Given information below:
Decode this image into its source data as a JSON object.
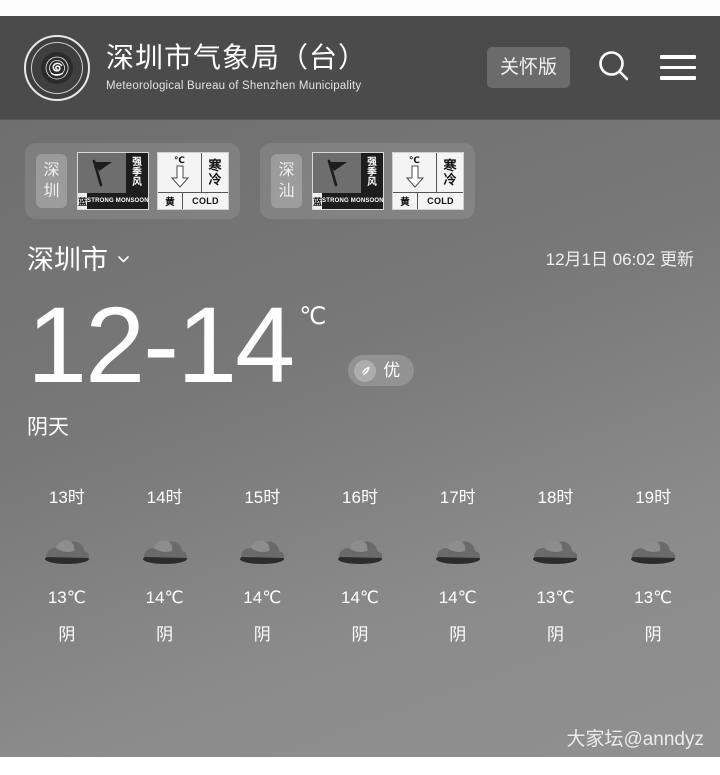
{
  "header": {
    "logo_icon": "shenzhen-meteorological-emblem",
    "title_cn": "深圳市气象局（台）",
    "title_en": "Meteorological Bureau of Shenzhen Municipality",
    "care_button_label": "关怀版",
    "search_icon": "search-icon",
    "menu_icon": "hamburger-menu-icon"
  },
  "warnings": [
    {
      "city_chars": [
        "深",
        "圳"
      ],
      "signals": [
        {
          "type": "strong-monsoon",
          "icon": "monsoon-flag-icon",
          "name_cn": "强季风",
          "level_cn": "蓝",
          "name_en": "STRONG MONSOON"
        },
        {
          "type": "cold",
          "icon": "temperature-down-arrow-icon",
          "unit": "℃",
          "name_cn": "寒冷",
          "level_cn": "黄",
          "name_en": "COLD"
        }
      ]
    },
    {
      "city_chars": [
        "深",
        "汕"
      ],
      "signals": [
        {
          "type": "strong-monsoon",
          "icon": "monsoon-flag-icon",
          "name_cn": "强季风",
          "level_cn": "蓝",
          "name_en": "STRONG MONSOON"
        },
        {
          "type": "cold",
          "icon": "temperature-down-arrow-icon",
          "unit": "℃",
          "name_cn": "寒冷",
          "level_cn": "黄",
          "name_en": "COLD"
        }
      ]
    }
  ],
  "city": {
    "name": "深圳市",
    "chevron_icon": "chevron-down-icon"
  },
  "update": {
    "text": "12月1日 06:02 更新"
  },
  "current": {
    "temperature_range": "12-14",
    "unit": "℃",
    "aqi_icon": "leaf-icon",
    "aqi_label": "优",
    "condition": "阴天"
  },
  "hourly": {
    "columns": [
      {
        "hour": "13时",
        "icon": "cloudy-icon",
        "temp": "13℃",
        "cond": "阴"
      },
      {
        "hour": "14时",
        "icon": "cloudy-icon",
        "temp": "14℃",
        "cond": "阴"
      },
      {
        "hour": "15时",
        "icon": "cloudy-icon",
        "temp": "14℃",
        "cond": "阴"
      },
      {
        "hour": "16时",
        "icon": "cloudy-icon",
        "temp": "14℃",
        "cond": "阴"
      },
      {
        "hour": "17时",
        "icon": "cloudy-icon",
        "temp": "14℃",
        "cond": "阴"
      },
      {
        "hour": "18时",
        "icon": "cloudy-icon",
        "temp": "13℃",
        "cond": "阴"
      },
      {
        "hour": "19时",
        "icon": "cloudy-icon",
        "temp": "13℃",
        "cond": "阴"
      }
    ]
  },
  "watermark": {
    "text": "大家坛@anndyz"
  },
  "colors": {
    "header_bg": "#4b4b4b",
    "body_bg_top": "#6f6f6f",
    "body_bg_bottom": "#909090",
    "text_primary": "#ffffff"
  }
}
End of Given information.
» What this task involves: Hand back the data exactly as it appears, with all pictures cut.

» Solution to the problem:
Decode this image into its source data as a JSON object.
{
  "header": {
    "logo_icon": "shenzhen-meteorological-emblem",
    "title_cn": "深圳市气象局（台）",
    "title_en": "Meteorological Bureau of Shenzhen Municipality",
    "care_button_label": "关怀版",
    "search_icon": "search-icon",
    "menu_icon": "hamburger-menu-icon"
  },
  "warnings": [
    {
      "city_chars": [
        "深",
        "圳"
      ],
      "signals": [
        {
          "type": "strong-monsoon",
          "icon": "monsoon-flag-icon",
          "name_cn": "强季风",
          "level_cn": "蓝",
          "name_en": "STRONG MONSOON"
        },
        {
          "type": "cold",
          "icon": "temperature-down-arrow-icon",
          "unit": "℃",
          "name_cn": "寒冷",
          "level_cn": "黄",
          "name_en": "COLD"
        }
      ]
    },
    {
      "city_chars": [
        "深",
        "汕"
      ],
      "signals": [
        {
          "type": "strong-monsoon",
          "icon": "monsoon-flag-icon",
          "name_cn": "强季风",
          "level_cn": "蓝",
          "name_en": "STRONG MONSOON"
        },
        {
          "type": "cold",
          "icon": "temperature-down-arrow-icon",
          "unit": "℃",
          "name_cn": "寒冷",
          "level_cn": "黄",
          "name_en": "COLD"
        }
      ]
    }
  ],
  "city": {
    "name": "深圳市",
    "chevron_icon": "chevron-down-icon"
  },
  "update": {
    "text": "12月1日 06:02 更新"
  },
  "current": {
    "temperature_range": "12-14",
    "unit": "℃",
    "aqi_icon": "leaf-icon",
    "aqi_label": "优",
    "condition": "阴天"
  },
  "hourly": {
    "columns": [
      {
        "hour": "13时",
        "icon": "cloudy-icon",
        "temp": "13℃",
        "cond": "阴"
      },
      {
        "hour": "14时",
        "icon": "cloudy-icon",
        "temp": "14℃",
        "cond": "阴"
      },
      {
        "hour": "15时",
        "icon": "cloudy-icon",
        "temp": "14℃",
        "cond": "阴"
      },
      {
        "hour": "16时",
        "icon": "cloudy-icon",
        "temp": "14℃",
        "cond": "阴"
      },
      {
        "hour": "17时",
        "icon": "cloudy-icon",
        "temp": "14℃",
        "cond": "阴"
      },
      {
        "hour": "18时",
        "icon": "cloudy-icon",
        "temp": "13℃",
        "cond": "阴"
      },
      {
        "hour": "19时",
        "icon": "cloudy-icon",
        "temp": "13℃",
        "cond": "阴"
      }
    ]
  },
  "watermark": {
    "text": "大家坛@anndyz"
  },
  "colors": {
    "header_bg": "#4b4b4b",
    "body_bg_top": "#6f6f6f",
    "body_bg_bottom": "#909090",
    "text_primary": "#ffffff"
  }
}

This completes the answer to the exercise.